- In case you’re wondering why everyone’s in Star City as this issue starts, last ish Carol and Hal brought a malfunctioning space probe to Star City to a Ferris Air research lab. Hal’s truck broke down, so he had to stick around. I guess Carol was waiting for the work to be done on the probe.
- GL knew Replikon came from the asteroid belt because he showed up right after the Ferris probe returned from there.
- I don’t mind Denny wanting to change the status quo (i.e. Carol breaking up with Hal), but the way it was done seemed awfully quick. There were hints of it in the last issue or two, but overall it seemed like Denny just wanted to get it over with, so he rushed ahead with it. A little more foreshadowing would’ve been nice. But Kari Limbo is on the horizon, so I guess Denny didn’t feel like screwing around.
- There’s an Earth-2 Green Lantern back-up (by Burkett/Ortiz/Colletta) that continues from last issue.
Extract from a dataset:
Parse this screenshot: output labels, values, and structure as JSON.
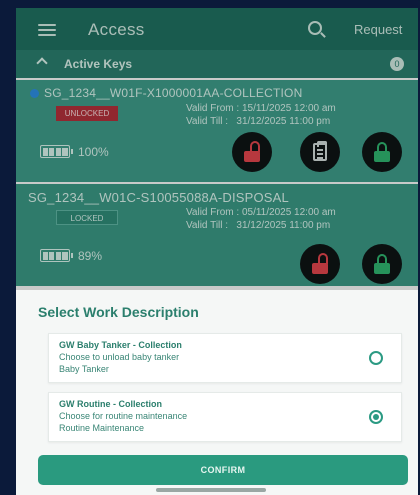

You may remember Green Lantern’s ring was acting up, so he went to Chinatown and got jumped by some Tong. After GL was knocked out, one of the Tong tried to put on his ring; unfortunately for him, the ring can’t be worn by someone whose purpose is evil, so he gets incinerated. GL takes off then returns as Alan Scott to snoop around, hoping to figure out what’s causing his ring to quit sometimes. He runs into a sexy Chinese girl (who has kind of a Caniff Dragon Lady look to her); she’s the one who was watching him change into GL last issue. Her name is Lo-Lanke and she tells him her father is a guy named Chang, who was the one who fashioned the GL lantern out of a meteorite hundreds of years ago. Chang kept a piece of the meteorite and it kept him alive all that time. He finally mastered the green energy and it’s him whose been screwing with GL’s ring, trying to assert control of it. Chang shows up (thanking his daughter for distracting GL) and he and GL fight. They’re evenly matched and GL can’t summon enough will power to defeat him. When GL gets blasted, Lo-Lanke removes his ring and Chang digs a pit and fills it with green fire. He commands Lo-Lanke to push GL into the pit … and she does. Is this the end of Green Lantern? We’ll see next issue.